**About this task**.
Among the entries that follow, some lines contain the word "below". Show all of them.

*** Opening of Data for review ***

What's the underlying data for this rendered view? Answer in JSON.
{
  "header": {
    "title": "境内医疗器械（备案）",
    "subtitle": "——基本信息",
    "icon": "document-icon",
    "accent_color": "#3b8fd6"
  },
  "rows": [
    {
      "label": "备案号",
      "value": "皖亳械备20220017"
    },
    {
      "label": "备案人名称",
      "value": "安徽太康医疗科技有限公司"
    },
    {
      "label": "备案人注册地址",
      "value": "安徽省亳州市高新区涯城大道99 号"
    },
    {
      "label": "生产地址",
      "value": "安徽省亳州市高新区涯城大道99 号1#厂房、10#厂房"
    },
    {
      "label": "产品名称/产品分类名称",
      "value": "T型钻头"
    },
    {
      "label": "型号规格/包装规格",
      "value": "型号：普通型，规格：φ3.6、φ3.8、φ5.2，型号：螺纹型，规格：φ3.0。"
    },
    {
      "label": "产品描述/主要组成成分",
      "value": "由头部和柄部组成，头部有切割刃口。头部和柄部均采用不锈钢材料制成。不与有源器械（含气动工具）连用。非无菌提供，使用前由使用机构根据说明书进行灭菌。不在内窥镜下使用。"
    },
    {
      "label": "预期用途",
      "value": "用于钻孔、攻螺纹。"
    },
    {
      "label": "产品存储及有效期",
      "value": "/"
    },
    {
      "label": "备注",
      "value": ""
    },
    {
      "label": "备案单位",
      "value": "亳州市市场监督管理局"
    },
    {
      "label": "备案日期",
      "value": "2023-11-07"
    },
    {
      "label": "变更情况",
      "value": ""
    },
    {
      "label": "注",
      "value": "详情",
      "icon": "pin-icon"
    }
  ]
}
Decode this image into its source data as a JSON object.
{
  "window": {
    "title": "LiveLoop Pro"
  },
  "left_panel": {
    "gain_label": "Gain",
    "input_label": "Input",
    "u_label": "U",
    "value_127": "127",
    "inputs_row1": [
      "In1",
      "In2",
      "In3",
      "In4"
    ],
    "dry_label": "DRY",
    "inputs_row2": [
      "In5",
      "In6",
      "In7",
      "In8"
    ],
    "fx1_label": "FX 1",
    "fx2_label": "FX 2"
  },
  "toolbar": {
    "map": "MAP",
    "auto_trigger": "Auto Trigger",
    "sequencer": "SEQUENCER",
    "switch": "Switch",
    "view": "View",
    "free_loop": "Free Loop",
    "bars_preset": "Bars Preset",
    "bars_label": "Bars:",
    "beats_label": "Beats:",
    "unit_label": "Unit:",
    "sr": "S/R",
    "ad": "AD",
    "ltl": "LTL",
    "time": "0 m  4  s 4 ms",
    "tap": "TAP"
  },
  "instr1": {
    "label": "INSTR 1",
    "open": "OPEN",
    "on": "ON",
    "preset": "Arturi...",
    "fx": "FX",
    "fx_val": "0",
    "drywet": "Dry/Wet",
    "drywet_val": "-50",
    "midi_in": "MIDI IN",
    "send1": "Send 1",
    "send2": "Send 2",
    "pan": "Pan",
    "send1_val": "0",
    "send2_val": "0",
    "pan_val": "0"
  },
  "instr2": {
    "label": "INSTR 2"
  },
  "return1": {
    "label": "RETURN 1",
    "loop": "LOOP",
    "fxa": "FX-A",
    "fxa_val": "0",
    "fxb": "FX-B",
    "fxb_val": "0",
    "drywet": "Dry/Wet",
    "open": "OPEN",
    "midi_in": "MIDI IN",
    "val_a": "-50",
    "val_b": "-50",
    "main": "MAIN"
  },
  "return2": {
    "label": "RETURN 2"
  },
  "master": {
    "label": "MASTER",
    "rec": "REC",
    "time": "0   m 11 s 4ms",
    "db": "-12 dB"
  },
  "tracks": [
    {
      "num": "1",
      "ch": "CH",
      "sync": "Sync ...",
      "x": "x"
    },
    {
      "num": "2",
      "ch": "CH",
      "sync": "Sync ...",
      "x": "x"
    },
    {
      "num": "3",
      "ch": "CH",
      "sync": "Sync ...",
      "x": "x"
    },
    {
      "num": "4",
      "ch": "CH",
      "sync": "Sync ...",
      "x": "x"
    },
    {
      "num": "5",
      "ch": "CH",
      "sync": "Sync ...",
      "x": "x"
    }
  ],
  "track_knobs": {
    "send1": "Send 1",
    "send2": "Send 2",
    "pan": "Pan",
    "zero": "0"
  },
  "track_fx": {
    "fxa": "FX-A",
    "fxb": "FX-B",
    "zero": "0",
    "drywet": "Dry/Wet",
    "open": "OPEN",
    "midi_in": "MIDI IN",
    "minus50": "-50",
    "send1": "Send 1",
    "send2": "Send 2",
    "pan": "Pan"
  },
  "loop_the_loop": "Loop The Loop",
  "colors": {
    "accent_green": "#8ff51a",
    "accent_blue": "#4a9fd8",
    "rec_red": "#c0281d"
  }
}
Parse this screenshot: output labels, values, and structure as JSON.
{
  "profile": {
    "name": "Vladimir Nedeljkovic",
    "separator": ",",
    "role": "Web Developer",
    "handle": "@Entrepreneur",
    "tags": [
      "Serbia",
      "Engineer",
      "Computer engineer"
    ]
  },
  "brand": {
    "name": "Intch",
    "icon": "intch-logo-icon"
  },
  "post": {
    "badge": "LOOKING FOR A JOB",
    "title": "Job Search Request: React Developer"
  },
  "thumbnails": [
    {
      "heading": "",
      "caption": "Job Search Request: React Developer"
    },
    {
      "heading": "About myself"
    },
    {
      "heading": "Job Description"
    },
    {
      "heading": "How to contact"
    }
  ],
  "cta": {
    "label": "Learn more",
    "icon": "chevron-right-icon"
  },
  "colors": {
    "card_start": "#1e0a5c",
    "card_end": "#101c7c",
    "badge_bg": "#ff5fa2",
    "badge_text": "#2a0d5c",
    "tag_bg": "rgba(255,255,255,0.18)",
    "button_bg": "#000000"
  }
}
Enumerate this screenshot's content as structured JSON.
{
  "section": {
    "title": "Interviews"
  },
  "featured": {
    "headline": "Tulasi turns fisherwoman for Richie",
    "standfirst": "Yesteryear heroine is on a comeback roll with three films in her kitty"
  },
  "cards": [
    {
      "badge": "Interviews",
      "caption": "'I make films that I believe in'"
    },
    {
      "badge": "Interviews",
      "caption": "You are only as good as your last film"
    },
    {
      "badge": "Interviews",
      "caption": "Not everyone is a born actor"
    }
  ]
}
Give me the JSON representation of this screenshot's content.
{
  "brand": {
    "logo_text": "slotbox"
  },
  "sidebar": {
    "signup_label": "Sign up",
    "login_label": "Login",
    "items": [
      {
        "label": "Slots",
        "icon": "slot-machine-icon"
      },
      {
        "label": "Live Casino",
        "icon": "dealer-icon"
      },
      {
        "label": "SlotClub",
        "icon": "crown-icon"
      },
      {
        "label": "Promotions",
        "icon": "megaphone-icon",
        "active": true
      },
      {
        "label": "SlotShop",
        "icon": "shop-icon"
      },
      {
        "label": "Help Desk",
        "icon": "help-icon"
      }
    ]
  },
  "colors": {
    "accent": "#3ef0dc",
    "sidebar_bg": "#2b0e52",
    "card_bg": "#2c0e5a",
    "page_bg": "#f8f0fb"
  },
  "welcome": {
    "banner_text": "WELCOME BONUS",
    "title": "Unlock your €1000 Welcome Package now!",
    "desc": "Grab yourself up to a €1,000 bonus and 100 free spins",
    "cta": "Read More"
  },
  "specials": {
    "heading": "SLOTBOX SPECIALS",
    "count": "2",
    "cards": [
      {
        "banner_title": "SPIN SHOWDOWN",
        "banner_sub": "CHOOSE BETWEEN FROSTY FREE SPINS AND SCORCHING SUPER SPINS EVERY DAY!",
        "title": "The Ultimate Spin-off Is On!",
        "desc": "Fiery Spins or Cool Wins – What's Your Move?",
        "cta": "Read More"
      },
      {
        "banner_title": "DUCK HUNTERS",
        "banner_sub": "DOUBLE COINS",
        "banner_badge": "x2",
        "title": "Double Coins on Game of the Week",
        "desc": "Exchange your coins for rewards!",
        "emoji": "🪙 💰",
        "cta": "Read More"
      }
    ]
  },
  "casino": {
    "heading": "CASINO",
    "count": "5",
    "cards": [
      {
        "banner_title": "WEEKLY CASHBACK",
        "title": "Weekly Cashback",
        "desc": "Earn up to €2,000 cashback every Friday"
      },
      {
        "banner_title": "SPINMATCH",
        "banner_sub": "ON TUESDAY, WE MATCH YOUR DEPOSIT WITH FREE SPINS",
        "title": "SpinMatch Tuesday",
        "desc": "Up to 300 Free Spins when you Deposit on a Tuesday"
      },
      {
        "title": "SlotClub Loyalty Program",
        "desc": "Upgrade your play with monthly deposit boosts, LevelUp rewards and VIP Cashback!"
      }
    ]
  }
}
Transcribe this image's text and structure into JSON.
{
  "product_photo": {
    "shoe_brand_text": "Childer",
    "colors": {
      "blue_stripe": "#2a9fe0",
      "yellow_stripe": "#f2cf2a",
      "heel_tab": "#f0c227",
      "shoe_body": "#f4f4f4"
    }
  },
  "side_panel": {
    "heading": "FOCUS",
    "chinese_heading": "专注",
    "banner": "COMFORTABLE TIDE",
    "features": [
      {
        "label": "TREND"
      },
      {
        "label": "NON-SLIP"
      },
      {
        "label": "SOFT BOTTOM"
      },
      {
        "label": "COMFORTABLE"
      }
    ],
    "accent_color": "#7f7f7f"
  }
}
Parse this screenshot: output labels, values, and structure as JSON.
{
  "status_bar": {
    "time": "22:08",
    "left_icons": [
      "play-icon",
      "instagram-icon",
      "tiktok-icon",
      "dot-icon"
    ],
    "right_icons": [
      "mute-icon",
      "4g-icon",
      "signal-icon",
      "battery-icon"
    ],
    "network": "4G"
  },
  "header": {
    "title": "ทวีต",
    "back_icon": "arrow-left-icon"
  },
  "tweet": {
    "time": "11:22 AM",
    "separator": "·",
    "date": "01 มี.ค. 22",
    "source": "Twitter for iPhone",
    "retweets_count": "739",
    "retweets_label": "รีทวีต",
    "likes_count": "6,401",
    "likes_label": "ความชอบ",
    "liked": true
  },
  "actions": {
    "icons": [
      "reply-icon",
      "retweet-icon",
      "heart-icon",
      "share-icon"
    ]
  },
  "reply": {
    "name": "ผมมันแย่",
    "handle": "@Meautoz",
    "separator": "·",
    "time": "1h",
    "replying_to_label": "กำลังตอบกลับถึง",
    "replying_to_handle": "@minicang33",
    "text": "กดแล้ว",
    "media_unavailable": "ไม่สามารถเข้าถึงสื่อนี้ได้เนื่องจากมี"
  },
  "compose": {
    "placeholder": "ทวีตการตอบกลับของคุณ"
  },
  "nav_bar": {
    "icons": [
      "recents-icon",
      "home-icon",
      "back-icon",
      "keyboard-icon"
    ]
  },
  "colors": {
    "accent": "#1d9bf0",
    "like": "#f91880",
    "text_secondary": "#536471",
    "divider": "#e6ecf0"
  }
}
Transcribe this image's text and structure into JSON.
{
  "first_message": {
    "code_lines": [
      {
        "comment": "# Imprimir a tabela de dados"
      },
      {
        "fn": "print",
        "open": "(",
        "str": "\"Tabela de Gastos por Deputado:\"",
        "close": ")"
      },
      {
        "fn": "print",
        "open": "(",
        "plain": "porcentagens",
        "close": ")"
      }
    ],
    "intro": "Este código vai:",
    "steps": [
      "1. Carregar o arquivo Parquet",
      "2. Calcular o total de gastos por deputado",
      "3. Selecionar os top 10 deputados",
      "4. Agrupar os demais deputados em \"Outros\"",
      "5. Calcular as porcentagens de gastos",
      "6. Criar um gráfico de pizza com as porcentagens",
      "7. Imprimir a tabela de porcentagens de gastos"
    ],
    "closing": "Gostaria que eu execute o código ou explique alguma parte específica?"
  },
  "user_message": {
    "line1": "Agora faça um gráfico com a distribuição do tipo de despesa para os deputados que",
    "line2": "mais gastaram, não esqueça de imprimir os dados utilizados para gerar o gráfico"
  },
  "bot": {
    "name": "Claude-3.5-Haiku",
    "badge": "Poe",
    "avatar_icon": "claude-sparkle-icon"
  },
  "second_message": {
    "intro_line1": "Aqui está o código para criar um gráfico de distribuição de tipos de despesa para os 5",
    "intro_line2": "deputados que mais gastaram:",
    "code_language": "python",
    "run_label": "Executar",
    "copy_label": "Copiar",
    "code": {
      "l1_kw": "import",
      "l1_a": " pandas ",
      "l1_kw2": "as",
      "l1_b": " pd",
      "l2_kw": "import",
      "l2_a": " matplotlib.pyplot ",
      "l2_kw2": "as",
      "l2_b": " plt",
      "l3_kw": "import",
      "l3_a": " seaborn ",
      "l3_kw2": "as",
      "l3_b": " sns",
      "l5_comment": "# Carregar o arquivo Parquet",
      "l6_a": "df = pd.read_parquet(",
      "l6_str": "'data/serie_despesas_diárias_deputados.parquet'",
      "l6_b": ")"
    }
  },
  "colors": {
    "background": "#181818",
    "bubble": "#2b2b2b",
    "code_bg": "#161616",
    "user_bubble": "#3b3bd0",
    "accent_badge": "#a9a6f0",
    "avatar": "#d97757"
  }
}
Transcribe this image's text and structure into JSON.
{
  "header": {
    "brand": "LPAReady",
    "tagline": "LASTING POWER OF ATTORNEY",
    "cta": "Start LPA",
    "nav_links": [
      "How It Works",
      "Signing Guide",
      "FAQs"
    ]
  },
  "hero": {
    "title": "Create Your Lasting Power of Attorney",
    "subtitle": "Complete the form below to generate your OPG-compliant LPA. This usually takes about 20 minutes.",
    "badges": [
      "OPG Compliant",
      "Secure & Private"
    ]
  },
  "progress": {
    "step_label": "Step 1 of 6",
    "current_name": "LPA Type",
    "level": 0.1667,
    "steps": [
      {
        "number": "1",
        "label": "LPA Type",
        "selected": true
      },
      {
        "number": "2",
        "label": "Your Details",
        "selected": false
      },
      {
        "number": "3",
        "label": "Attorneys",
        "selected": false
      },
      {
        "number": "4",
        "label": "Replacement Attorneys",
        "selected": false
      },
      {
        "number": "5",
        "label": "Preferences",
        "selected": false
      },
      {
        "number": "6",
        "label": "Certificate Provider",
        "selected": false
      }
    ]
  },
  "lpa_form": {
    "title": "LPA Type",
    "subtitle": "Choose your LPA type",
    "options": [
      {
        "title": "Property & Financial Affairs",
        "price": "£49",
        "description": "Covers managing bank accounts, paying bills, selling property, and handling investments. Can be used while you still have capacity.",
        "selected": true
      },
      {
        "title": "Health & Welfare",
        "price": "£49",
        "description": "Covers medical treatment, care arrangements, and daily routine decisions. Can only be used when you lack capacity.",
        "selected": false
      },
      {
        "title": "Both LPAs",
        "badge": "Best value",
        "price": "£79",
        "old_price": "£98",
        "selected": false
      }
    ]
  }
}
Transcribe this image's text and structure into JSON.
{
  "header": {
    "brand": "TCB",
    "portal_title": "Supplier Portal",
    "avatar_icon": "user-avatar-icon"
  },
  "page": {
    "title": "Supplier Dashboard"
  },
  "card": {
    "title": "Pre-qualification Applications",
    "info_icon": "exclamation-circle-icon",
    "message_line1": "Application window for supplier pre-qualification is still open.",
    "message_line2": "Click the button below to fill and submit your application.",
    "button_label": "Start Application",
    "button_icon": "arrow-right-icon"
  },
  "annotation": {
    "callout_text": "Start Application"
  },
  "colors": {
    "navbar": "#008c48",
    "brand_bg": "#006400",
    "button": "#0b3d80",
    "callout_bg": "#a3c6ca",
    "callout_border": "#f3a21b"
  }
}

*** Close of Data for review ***

**Problem solution**.
    "subtitle": "Complete the form below to generate your OPG-compliant LPA. This usually takes about 20 minutes.",
    "message_line2": "Click the button below to fill and submit your application.",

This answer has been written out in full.